I found the guided tour very interesting! I do quite like port, so it was good to know how different types of port should be drunk to fully appreciate their flavours. Port is a fortified wine that was ‘discovered’ in the 17th Century when, due to war, the French were starving the British of their regular French wine supply so Britain decided to opt for Portuguese wine imports. The wine often didn’t survive the trip intact so they began adding brandy to keep it fresh! Port wasn’t always fortified but it became commonplace when importers realised that the wine would be better protected if brandy or a grape spirit was added before shipping it off to Britain.
Here’s one more little fact: a port tradition is to always pass it clockwise around the table and to always fill up the person on your right’s glass (if they would like some) and never your own glass because your neighbour on your left is in charge of filling up your glass.
It was getting towards evening so we decided to wander back into Porto and back to the apartment to freshen up before dinner. Porto is a city of ups and downs (literally) and we were feeling lazy so we took the shuttle up the hill to our apartment. It looks like a roller-coaster, so we couldn’t resist!
We passed the old tram system, it’s still going!
We also saw a slightly terrifying mannequin:
We opted for Portuguese tapas for dinner and ended up in Casa de Santo Antonio, which we totally recommend! We didn’t really know what to choose, so the waiter gave us a selection of favourites and kept topping up our drinks. The bill came to a grand total of €25 for the two of us, which is an amazing price for a popular city. Here were some of our dishes but don’t ask me what’s what:
And that was our first full day in Porto. What a day! We did a lot and went to bed exhausted, feeling like we had really made the most of our day.
On the second day we woke up to blue skies and warm weather, hurray! We went for a wander to Porto’s cathedral, Sé do Porto, but mass was going on so we didn’t enter it and instead went for a general wander around the city centre. Here are a few snaps:
Then the plan was to go on a river tour, which was an extremely touristy thing to do! We didn’t get any decent photos because the other tourists were all rushing around the top of the boat to get to the front with their cameras and GoPros, so I decided just to sit quietly in one corner with Jon and enjoy the ride. Let’s just say that Porto has six bridges. It was definitely worth the river tour but I would recommend going earlier in the day to avoid the mad crowds.
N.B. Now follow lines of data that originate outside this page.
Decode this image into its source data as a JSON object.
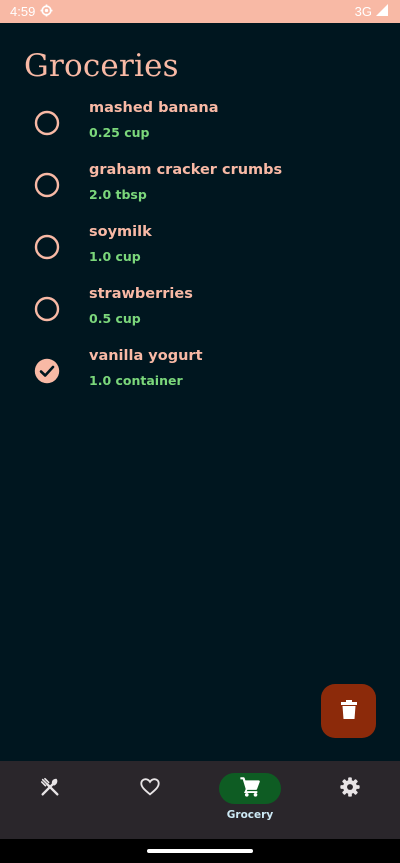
{
  "status_bar": {
    "time": "4:59",
    "network": "3G"
  },
  "page": {
    "title": "Groceries"
  },
  "groceries": [
    {
      "name": "mashed banana",
      "quantity": "0.25 cup",
      "checked": false
    },
    {
      "name": "graham cracker crumbs",
      "quantity": "2.0 tbsp",
      "checked": false
    },
    {
      "name": "soymilk",
      "quantity": "1.0 cup",
      "checked": false
    },
    {
      "name": "strawberries",
      "quantity": "0.5 cup",
      "checked": false
    },
    {
      "name": "vanilla yogurt",
      "quantity": "1.0 container",
      "checked": true
    }
  ],
  "fab": {
    "icon": "trash-icon"
  },
  "nav": {
    "items": [
      {
        "icon": "utensils-icon",
        "label": "",
        "active": false
      },
      {
        "icon": "heart-icon",
        "label": "",
        "active": false
      },
      {
        "icon": "cart-icon",
        "label": "Grocery",
        "active": true
      },
      {
        "icon": "gear-icon",
        "label": "",
        "active": false
      }
    ]
  },
  "colors": {
    "background": "#00161f",
    "accent": "#f8b9a5",
    "quantity": "#7bd77b",
    "fab": "#8c2a0a",
    "nav_background": "#2a262b",
    "nav_active": "#0e5c23"
  }
}
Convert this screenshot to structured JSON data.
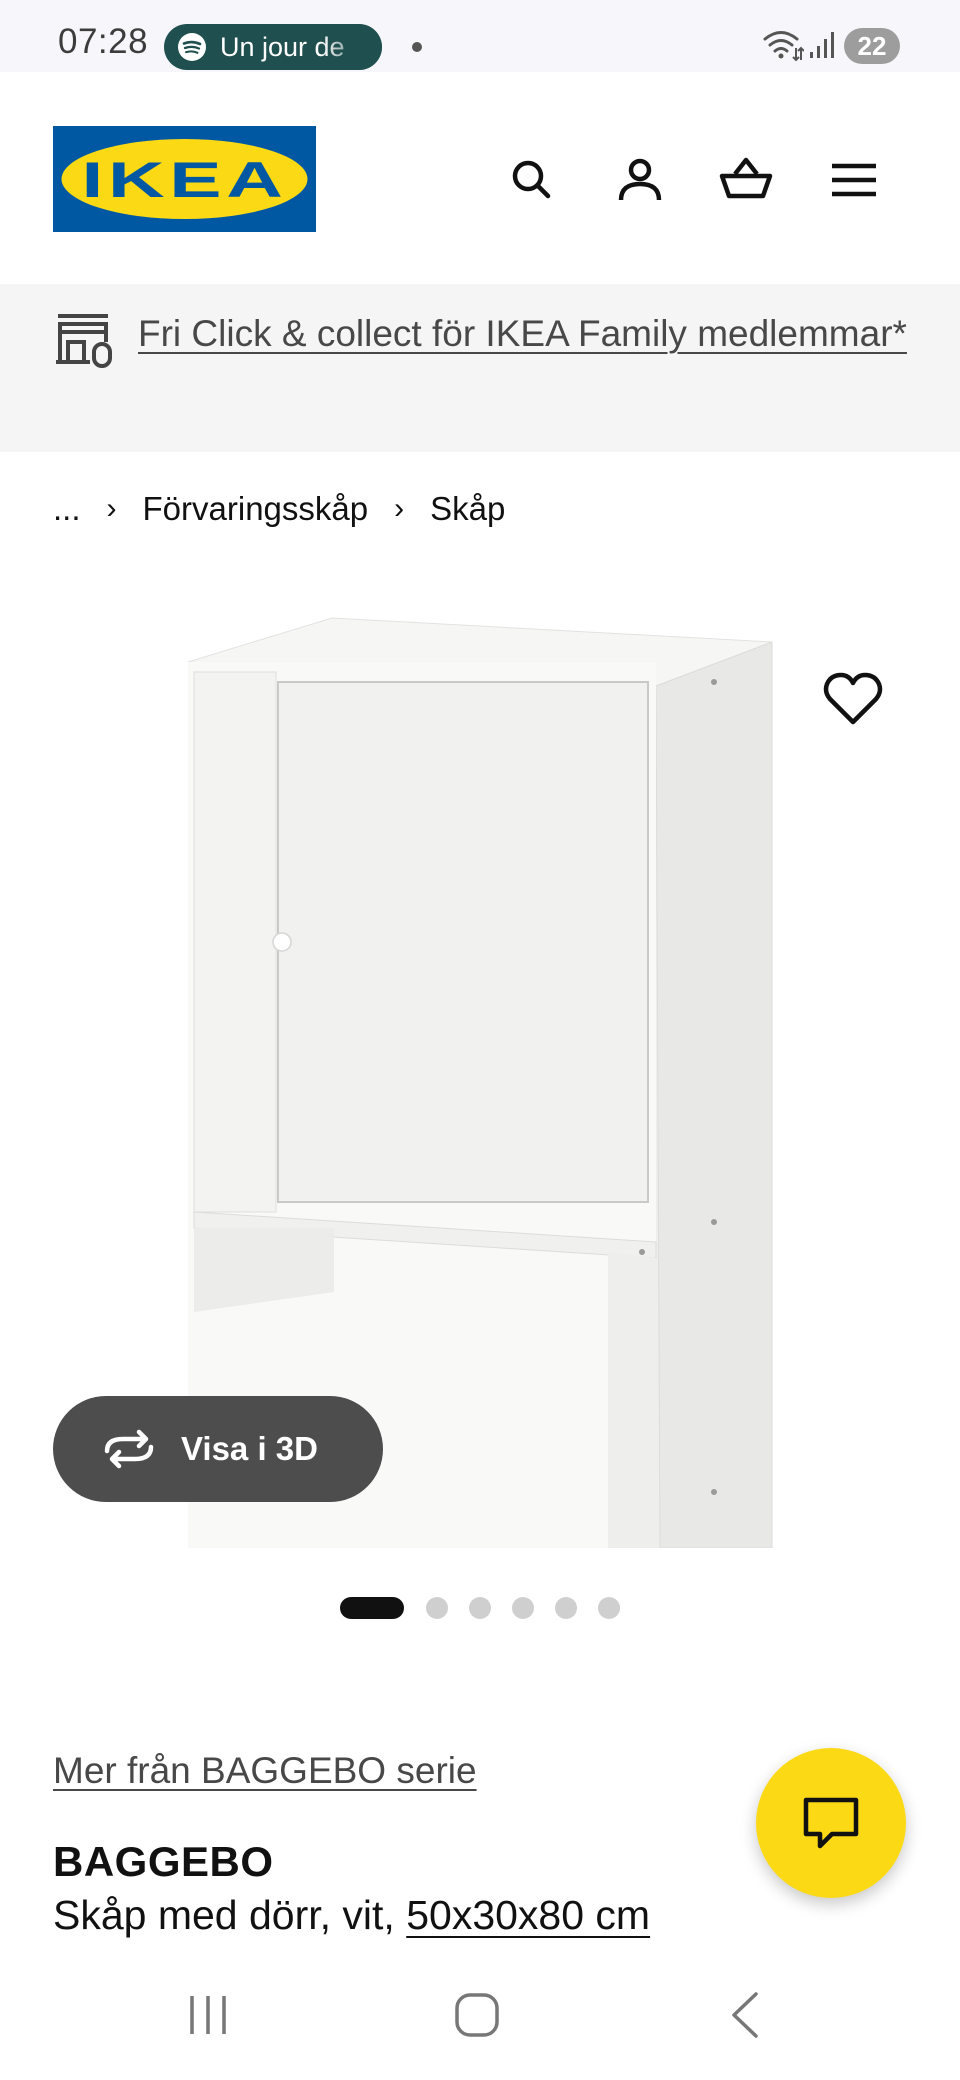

We then felt pretty peckish but we didn’t have enough time for a big lunch before our train to Aveiro so we just grabbed a sandwich each and fought off the pigeons. Before long it was time to catch a train south towards our next destination: Aveiro.
As we were sat on the train I opened our Lonely Planet book and reviewed our little adventure. After all that planning I had done in the end we only really managed a quarter of it! We simply ran out of time and spent a lot of time just wandering around and enjoying the atmosphere. We didn’t get to see the bookshop that inspired much of Harry Potter, or visit the stock exchange, or go on a tour up the Douro valley, or go to all those restaurants and cafes that I circled in my guide book. So I’ve decided that we are just going to have to go back and stay for longer than just two days and two nights.